Are you expecting company for Easter? Or maybe you're planning to be an Easter guest instead. Either way, it's traditional for guests bringing gifts for their hosts. Although many bring something edible or drinkable, at this time of year, flowers are also popular, and that often means Easter lilies or tulips. Unfortunately, these beautiful blooms are the worst possible gifts to bring if your hosts are pet lovers.
Easter lilies are among the most popular flowering potted plants in the U.S. Flowering from April to June, the pure white trumpet-shaped blooms rising over green oval leaves and releasing an enchanting fragrance have become a symbol of Easter and Spring. More than 10 million are grown annually in the U.S. where they aren't even a native plant. Yet many cat owners forget or are unaware that Easter lilies (as well as Tiger lilies, Daylilies, Rubrum lilies, and Japanese show lilies) are toxic to their felines.
Cats who ingest parts of the Easter lily plant will begin exhibiting symptoms such as loss of appetite, vomiting or lethargy, within a few hours. Without immediate treatment, symptoms will continue to worsen leading to kidney failure and death. Even with proper treatment, there is a risk of permanent kidney damage.
The good news is Easter lilies don't have the same effect on dogs. The bad news is tulips are toxic to dogs and cats. Although the bulb is the most poisonous part of tulip ingesting any part of the tulip plant can be dangerous for dogs. Symptoms of tulips poisoning in dogs include excessive drooling, vomiting, abdominal pain, diarrhea, breathing difficulty, tremors, seizures, and death so prompt and proper treatment at a veterinary hospital is imperative.
So if you think your cat or dog has ingested something they shouldn't, whether an Easter lily, tulip or something else, contact us at Minnesota Veterinary Hospital immediately at (651) 484-3331.
Better yet, avoid unpleasant surprises and arrive bearing a bottle of wine or another wonderful treat this Easter.
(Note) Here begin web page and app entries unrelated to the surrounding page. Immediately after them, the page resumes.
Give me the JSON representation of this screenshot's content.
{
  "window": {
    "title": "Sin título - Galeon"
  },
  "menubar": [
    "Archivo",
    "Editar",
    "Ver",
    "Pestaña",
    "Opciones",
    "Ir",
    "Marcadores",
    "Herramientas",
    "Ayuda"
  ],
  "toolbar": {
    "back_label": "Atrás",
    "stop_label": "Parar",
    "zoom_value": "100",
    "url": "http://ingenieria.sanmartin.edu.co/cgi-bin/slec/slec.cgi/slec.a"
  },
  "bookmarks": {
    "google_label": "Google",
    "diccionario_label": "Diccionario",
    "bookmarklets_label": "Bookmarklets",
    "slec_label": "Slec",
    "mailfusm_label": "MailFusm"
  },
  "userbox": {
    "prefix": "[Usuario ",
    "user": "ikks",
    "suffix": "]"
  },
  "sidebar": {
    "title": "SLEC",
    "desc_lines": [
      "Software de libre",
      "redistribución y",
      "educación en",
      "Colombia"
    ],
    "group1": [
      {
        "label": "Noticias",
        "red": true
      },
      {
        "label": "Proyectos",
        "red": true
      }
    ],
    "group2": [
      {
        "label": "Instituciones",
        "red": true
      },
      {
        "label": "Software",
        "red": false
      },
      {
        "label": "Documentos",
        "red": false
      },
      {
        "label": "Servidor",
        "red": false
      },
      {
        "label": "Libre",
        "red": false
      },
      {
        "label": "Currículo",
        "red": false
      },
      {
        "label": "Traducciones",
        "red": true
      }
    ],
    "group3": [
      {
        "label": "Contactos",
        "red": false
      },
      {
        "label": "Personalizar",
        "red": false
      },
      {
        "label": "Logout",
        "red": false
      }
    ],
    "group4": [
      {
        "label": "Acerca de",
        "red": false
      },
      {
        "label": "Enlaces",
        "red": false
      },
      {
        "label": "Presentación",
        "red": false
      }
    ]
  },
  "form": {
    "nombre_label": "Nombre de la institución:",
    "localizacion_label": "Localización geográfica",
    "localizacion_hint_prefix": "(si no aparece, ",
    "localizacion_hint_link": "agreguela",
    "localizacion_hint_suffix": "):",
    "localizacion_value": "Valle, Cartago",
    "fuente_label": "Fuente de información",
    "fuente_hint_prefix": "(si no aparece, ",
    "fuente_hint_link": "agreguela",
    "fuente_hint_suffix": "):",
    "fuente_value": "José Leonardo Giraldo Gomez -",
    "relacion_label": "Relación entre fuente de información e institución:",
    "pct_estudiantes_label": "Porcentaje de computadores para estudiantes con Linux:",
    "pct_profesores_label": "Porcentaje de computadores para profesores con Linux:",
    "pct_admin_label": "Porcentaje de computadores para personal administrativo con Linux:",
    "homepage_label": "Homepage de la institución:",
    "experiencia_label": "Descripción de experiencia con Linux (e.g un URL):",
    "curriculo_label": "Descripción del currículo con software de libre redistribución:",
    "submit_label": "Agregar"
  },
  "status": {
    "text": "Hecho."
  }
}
The "four-feets" and their humans will thank you for it!
Image Credit: Kagenmi